Currently there has never been so much money held by so few: the wealthiest 300 people in the world have as much wealth as the poorest 3 Billion. Corporations’ have been making huge profit and are sitting on vast war chests of cash not knowing what to do with it. In the UK alone there is £700 Billion sitting in corporate accounts. The Dow Jones index has for the first time exceeded 15,000. Businesses as a whole are not hiring though. There were fewer people working in the USA in 2010 than 2000. This was the first time on record that this has happened. We are seeing the same stagnation in jobs that occurred during the Industrial Revolutions. The gap between the amount of workers and the amount of jobs is getting bigger and will continue to grow. Robots are not only doing work in factories and assembly lines they are, using algorithms to write press articles, trade in stocks and shares and are even carrying out complicated translations. Machines are now intelligent and are capable of learning whilst they work. Every industry will be affected from medicine to banking and legal to musical. Moore’s Law of doubling the power of computing every two years looks likely to hold true for at least another two decades. A child’s Play Station of today has more computing power than a military Super Computer of 1996. We are again in the situation where productivity is increasing without the need for hiring and in many cases with a lower head count. People are being left behind, how can a skilled worker compete against a computer?
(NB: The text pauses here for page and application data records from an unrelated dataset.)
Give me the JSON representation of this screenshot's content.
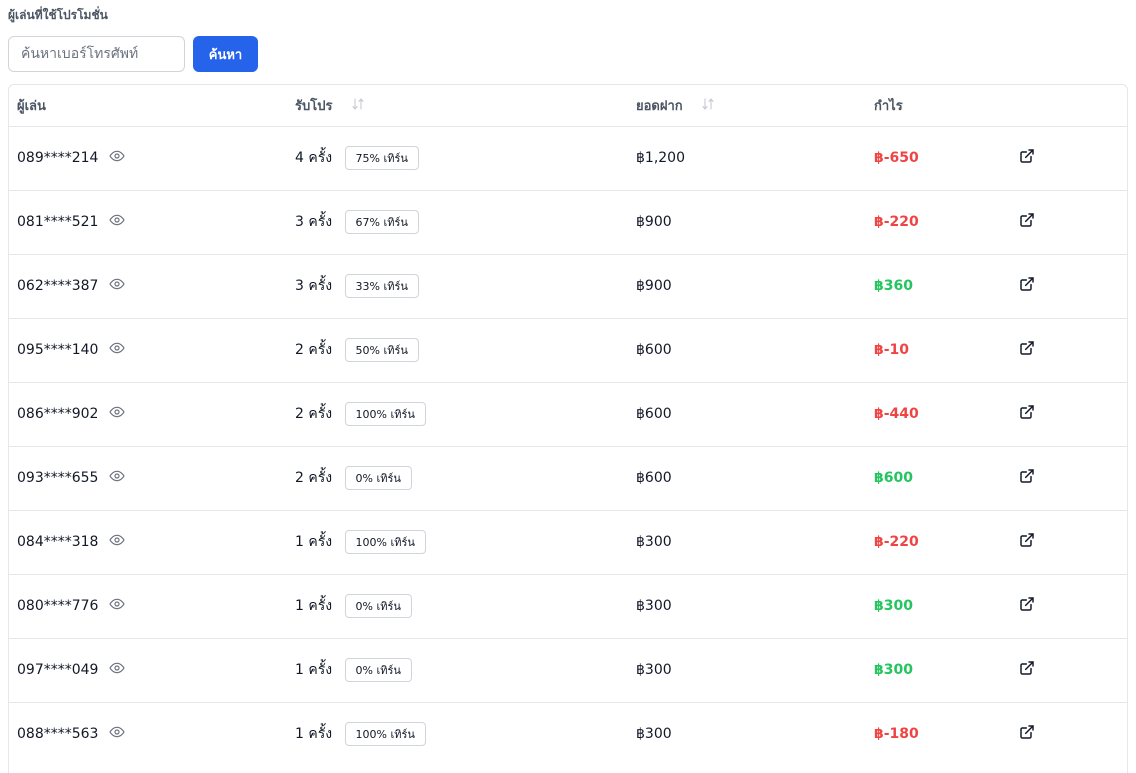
{
  "section_title": "ผู้เล่นที่ใช้โปรโมชั่น",
  "search": {
    "placeholder": "ค้นหาเบอร์โทรศัพท์",
    "value": "",
    "button_label": "ค้นหา"
  },
  "table": {
    "headers": {
      "player": "ผู้เล่น",
      "promos": "รับโปร",
      "deposit": "ยอดฝาก",
      "profit": "กำไร"
    },
    "rows": [
      {
        "phone": "089****214",
        "times": "4 ครั้ง",
        "badge": "75% เทิร์น",
        "deposit": "฿1,200",
        "profit": "฿-650",
        "profit_sign": "neg"
      },
      {
        "phone": "081****521",
        "times": "3 ครั้ง",
        "badge": "67% เทิร์น",
        "deposit": "฿900",
        "profit": "฿-220",
        "profit_sign": "neg"
      },
      {
        "phone": "062****387",
        "times": "3 ครั้ง",
        "badge": "33% เทิร์น",
        "deposit": "฿900",
        "profit": "฿360",
        "profit_sign": "pos"
      },
      {
        "phone": "095****140",
        "times": "2 ครั้ง",
        "badge": "50% เทิร์น",
        "deposit": "฿600",
        "profit": "฿-10",
        "profit_sign": "neg"
      },
      {
        "phone": "086****902",
        "times": "2 ครั้ง",
        "badge": "100% เทิร์น",
        "deposit": "฿600",
        "profit": "฿-440",
        "profit_sign": "neg"
      },
      {
        "phone": "093****655",
        "times": "2 ครั้ง",
        "badge": "0% เทิร์น",
        "deposit": "฿600",
        "profit": "฿600",
        "profit_sign": "pos"
      },
      {
        "phone": "084****318",
        "times": "1 ครั้ง",
        "badge": "100% เทิร์น",
        "deposit": "฿300",
        "profit": "฿-220",
        "profit_sign": "neg"
      },
      {
        "phone": "080****776",
        "times": "1 ครั้ง",
        "badge": "0% เทิร์น",
        "deposit": "฿300",
        "profit": "฿300",
        "profit_sign": "pos"
      },
      {
        "phone": "097****049",
        "times": "1 ครั้ง",
        "badge": "0% เทิร์น",
        "deposit": "฿300",
        "profit": "฿300",
        "profit_sign": "pos"
      },
      {
        "phone": "088****563",
        "times": "1 ครั้ง",
        "badge": "100% เทิร์น",
        "deposit": "฿300",
        "profit": "฿-180",
        "profit_sign": "neg"
      }
    ]
  },
  "icons": {
    "reveal": "eye-icon",
    "open": "external-link-icon",
    "sort": "sort-arrows-icon"
  },
  "colors": {
    "primary": "#2563eb",
    "negative": "#ef4444",
    "positive": "#22c55e"
  }
}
So, if all jobs are to be done by machines is the working life of the human obsolete? In traditional working areas the answer is probably yes. What will we do? The Victorians believed that work prevented; boredom, vice and need, it’s hard not to agree with them. We will however have a fantastic opportunity to harness this technology and be free to address poverty, oppression, misery, exploitation, drudgery and the environment. Everything in the past will seem trivial compared to what could be done in this utopian future. We are currently seeing some complimentary industries surfacing and booming such as; personal coaching and training, experiential pursuits (restaurants, coffee shops, nail bars, cinema etc.) and of course social media.
What really needs to be addressed is what should we be teaching our children? Can you be sure that the subject in which they graduate will be needed in the future unknown world? Better content is required that is more relevant and closer to the world of today. Old staid education is not good enough. Why learn facts and figures when they can be obtained freely and instantly from the Internet? The students of today need to understand life and the consequences of actions. Technical schools and vocational working need to be encouraged. The world can be educated so much more cheaply and equally by using technology.
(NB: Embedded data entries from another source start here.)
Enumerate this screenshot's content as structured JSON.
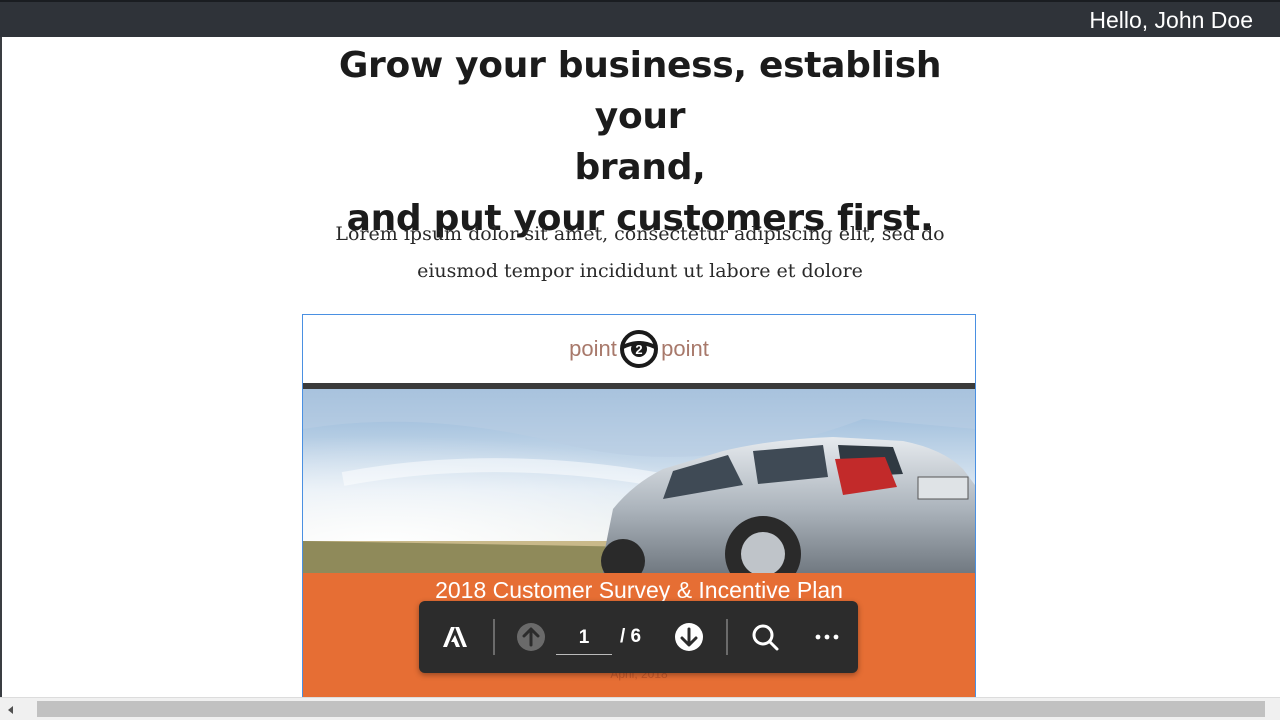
{
  "header": {
    "greeting": "Hello, John Doe",
    "bg_color": "#2f3339"
  },
  "hero": {
    "headline_lines": [
      "Grow your business, establish your",
      "brand,",
      "and put your customers first."
    ],
    "subtext_lines": [
      "Lorem ipsum dolor sit amet, consectetur adipiscing elit, sed do",
      "eiusmod tempor incididunt ut labore et dolore"
    ]
  },
  "pdf": {
    "brand_left": "point",
    "brand_mark": "2",
    "brand_right": "point",
    "document_title": "2018 Customer Survey & Incentive Plan",
    "document_date": "April, 2018",
    "accent_color": "#e66e34",
    "brand_color": "#a8796b",
    "toolbar": {
      "adobe_icon": "adobe-icon",
      "prev_icon": "arrow-up-circle-icon",
      "next_icon": "arrow-down-circle-icon",
      "search_icon": "search-icon",
      "more_icon": "more-horizontal-icon",
      "current_page": "1",
      "total_pages": "/ 6"
    }
  },
  "scrollbar": {
    "left_arrow_icon": "scroll-left-arrow-icon"
  }
}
This latest revolution needs to be embraced. There is much to be optimistic about but economies are going to be run on ideas and not on traditional pursuits. The best working days are ahead of us, not in the past.